Collected data entries:
= Beginning of Section =

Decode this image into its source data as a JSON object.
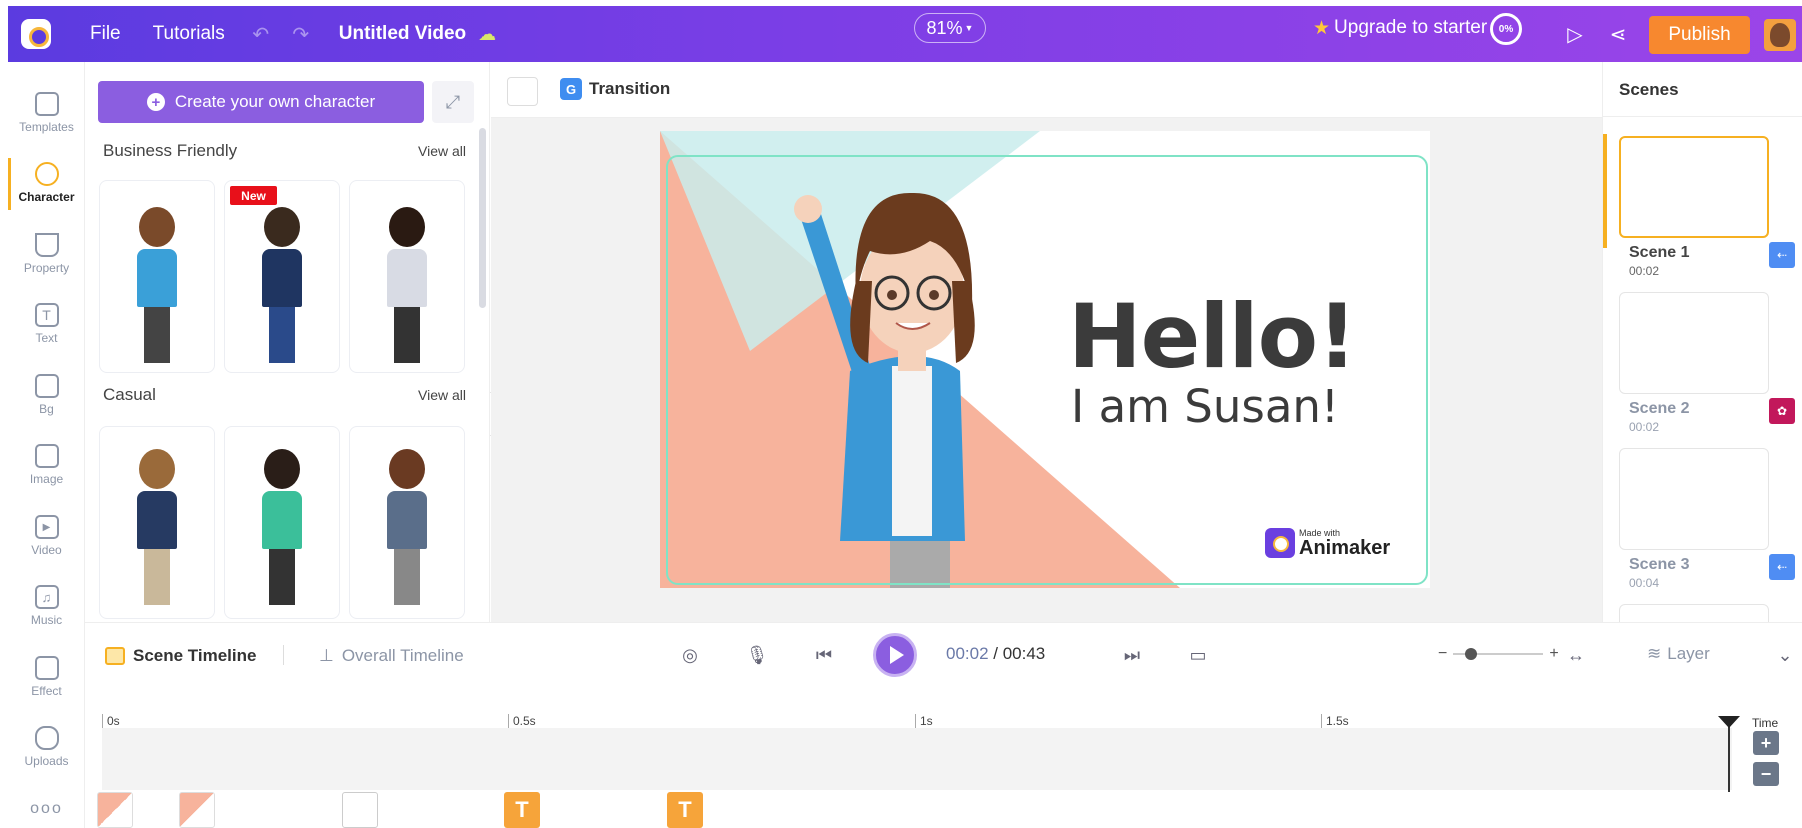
{
  "topbar": {
    "file": "File",
    "tutorials": "Tutorials",
    "project_title": "Untitled Video",
    "zoom": "81%",
    "upgrade": "Upgrade to starter",
    "progress": "0%",
    "publish": "Publish"
  },
  "sidebar": {
    "items": [
      {
        "label": "Templates"
      },
      {
        "label": "Character"
      },
      {
        "label": "Property"
      },
      {
        "label": "Text"
      },
      {
        "label": "Bg"
      },
      {
        "label": "Image"
      },
      {
        "label": "Video"
      },
      {
        "label": "Music"
      },
      {
        "label": "Effect"
      },
      {
        "label": "Uploads"
      }
    ],
    "more": "ooo"
  },
  "panel": {
    "create_button": "Create your own character",
    "sections": [
      {
        "title": "Business Friendly",
        "view_all": "View all"
      },
      {
        "title": "Casual",
        "view_all": "View all"
      }
    ],
    "new_badge": "New"
  },
  "stage": {
    "transition": "Transition",
    "hello": "Hello!",
    "subtitle": "I am Susan!",
    "made_with": "Made with",
    "brand": "Animaker"
  },
  "scenes": {
    "title": "Scenes",
    "items": [
      {
        "name": "Scene 1",
        "time": "00:02"
      },
      {
        "name": "Scene 2",
        "time": "00:02"
      },
      {
        "name": "Scene 3",
        "time": "00:04"
      }
    ]
  },
  "timeline": {
    "scene_tab": "Scene Timeline",
    "overall_tab": "Overall Timeline",
    "current_time": "00:02",
    "separator": " / ",
    "total_time": "00:43",
    "layer": "Layer",
    "ruler": [
      "0s",
      "0.5s",
      "1s",
      "1.5s"
    ],
    "time_label": "Time",
    "clip_T": "T"
  },
  "colors": {
    "accent": "#8b5ee0",
    "publish": "#f7882f",
    "active": "#f6b021",
    "bg_shape": "#f7b39c"
  }
}
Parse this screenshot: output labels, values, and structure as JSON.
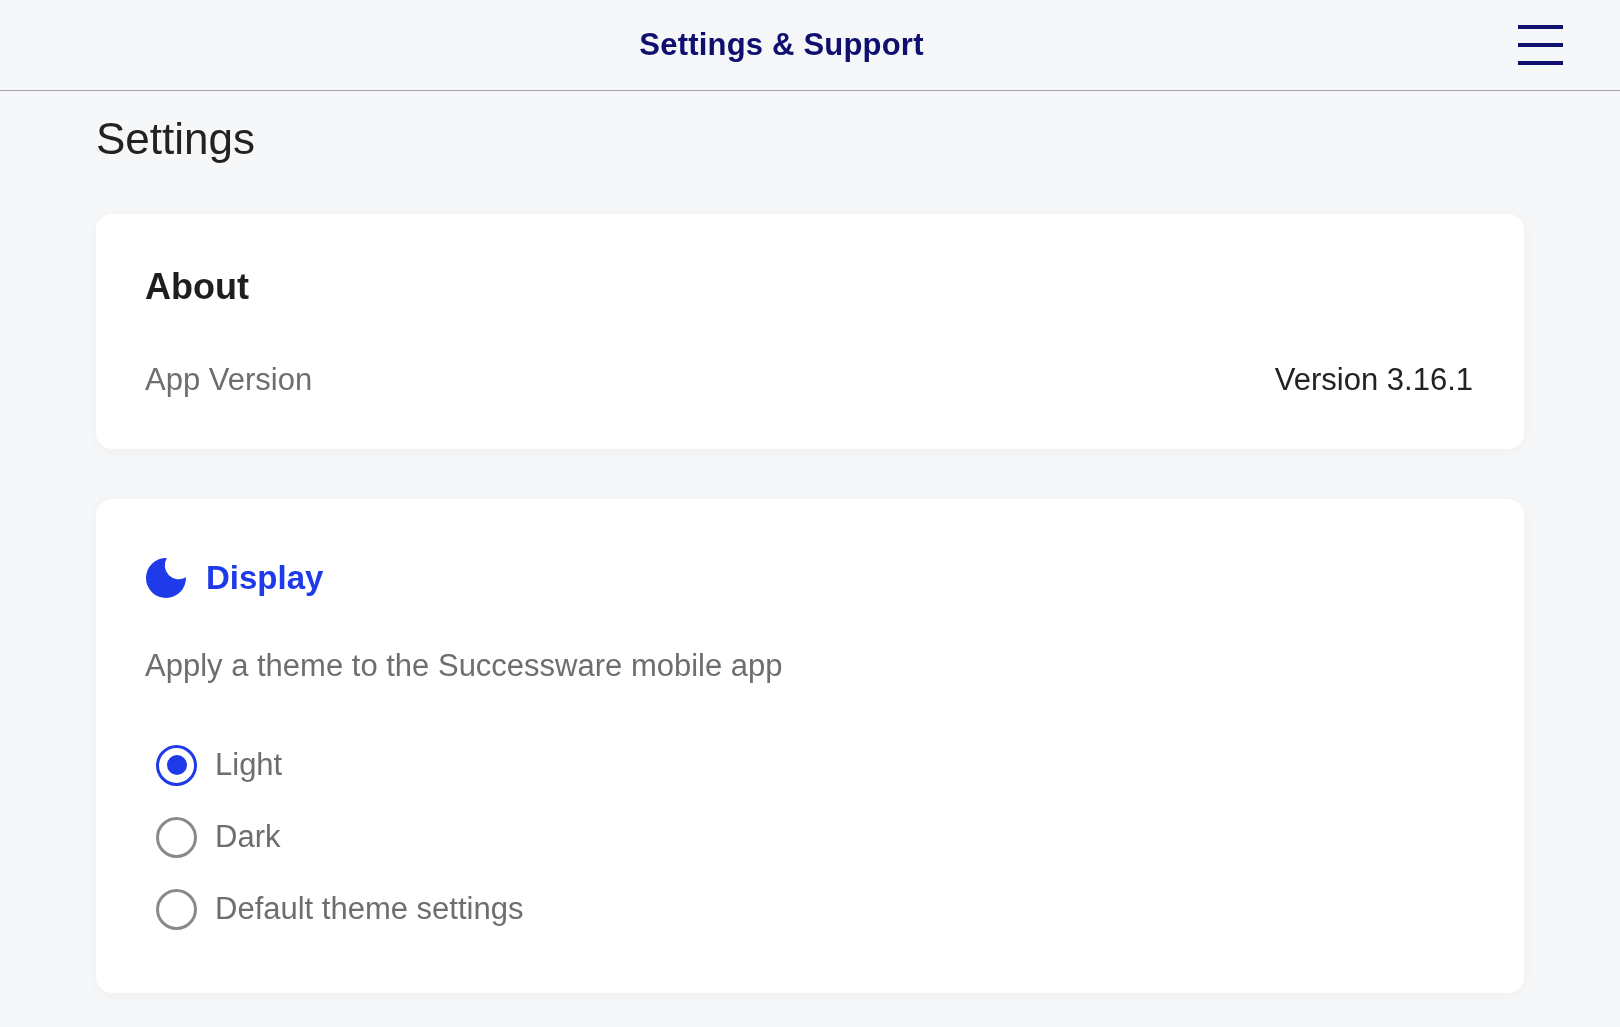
{
  "header": {
    "title": "Settings & Support"
  },
  "page_title": "Settings",
  "about": {
    "title": "About",
    "rows": [
      {
        "label": "App Version",
        "value": "Version 3.16.1"
      }
    ]
  },
  "display": {
    "title": "Display",
    "description": "Apply a theme to the Successware mobile app",
    "options": [
      {
        "label": "Light",
        "selected": true
      },
      {
        "label": "Dark",
        "selected": false
      },
      {
        "label": "Default theme settings",
        "selected": false
      }
    ]
  }
}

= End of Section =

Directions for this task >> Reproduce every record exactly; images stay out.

Your response >>
Decode this image into its source data as a JSON object.
{
  "topbar": {
    "file": "File",
    "tutorials": "Tutorials",
    "project_title": "Untitled Video",
    "zoom": "81%",
    "upgrade": "Upgrade to starter",
    "progress": "0%",
    "publish": "Publish"
  },
  "sidebar": {
    "items": [
      {
        "label": "Templates"
      },
      {
        "label": "Character"
      },
      {
        "label": "Property"
      },
      {
        "label": "Text"
      },
      {
        "label": "Bg"
      },
      {
        "label": "Image"
      },
      {
        "label": "Video"
      },
      {
        "label": "Music"
      },
      {
        "label": "Effect"
      },
      {
        "label": "Uploads"
      }
    ],
    "more": "ooo"
  },
  "panel": {
    "create_button": "Create your own character",
    "sections": [
      {
        "title": "Business Friendly",
        "view_all": "View all"
      },
      {
        "title": "Casual",
        "view_all": "View all"
      }
    ],
    "new_badge": "New"
  },
  "stage": {
    "transition": "Transition",
    "hello": "Hello!",
    "subtitle": "I am Susan!",
    "made_with": "Made with",
    "brand": "Animaker"
  },
  "scenes": {
    "title": "Scenes",
    "items": [
      {
        "name": "Scene 1",
        "time": "00:02"
      },
      {
        "name": "Scene 2",
        "time": "00:02"
      },
      {
        "name": "Scene 3",
        "time": "00:04"
      }
    ]
  },
  "timeline": {
    "scene_tab": "Scene Timeline",
    "overall_tab": "Overall Timeline",
    "current_time": "00:02",
    "separator": " / ",
    "total_time": "00:43",
    "layer": "Layer",
    "ruler": [
      "0s",
      "0.5s",
      "1s",
      "1.5s"
    ],
    "time_label": "Time",
    "clip_T": "T"
  },
  "colors": {
    "accent": "#8b5ee0",
    "publish": "#f7882f",
    "active": "#f6b021",
    "bg_shape": "#f7b39c"
  }
}
Parse this screenshot: output labels, values, and structure as JSON.
{
  "header": {
    "title": "Settings & Support"
  },
  "page_title": "Settings",
  "about": {
    "title": "About",
    "rows": [
      {
        "label": "App Version",
        "value": "Version 3.16.1"
      }
    ]
  },
  "display": {
    "title": "Display",
    "description": "Apply a theme to the Successware mobile app",
    "options": [
      {
        "label": "Light",
        "selected": true
      },
      {
        "label": "Dark",
        "selected": false
      },
      {
        "label": "Default theme settings",
        "selected": false
      }
    ]
  }
}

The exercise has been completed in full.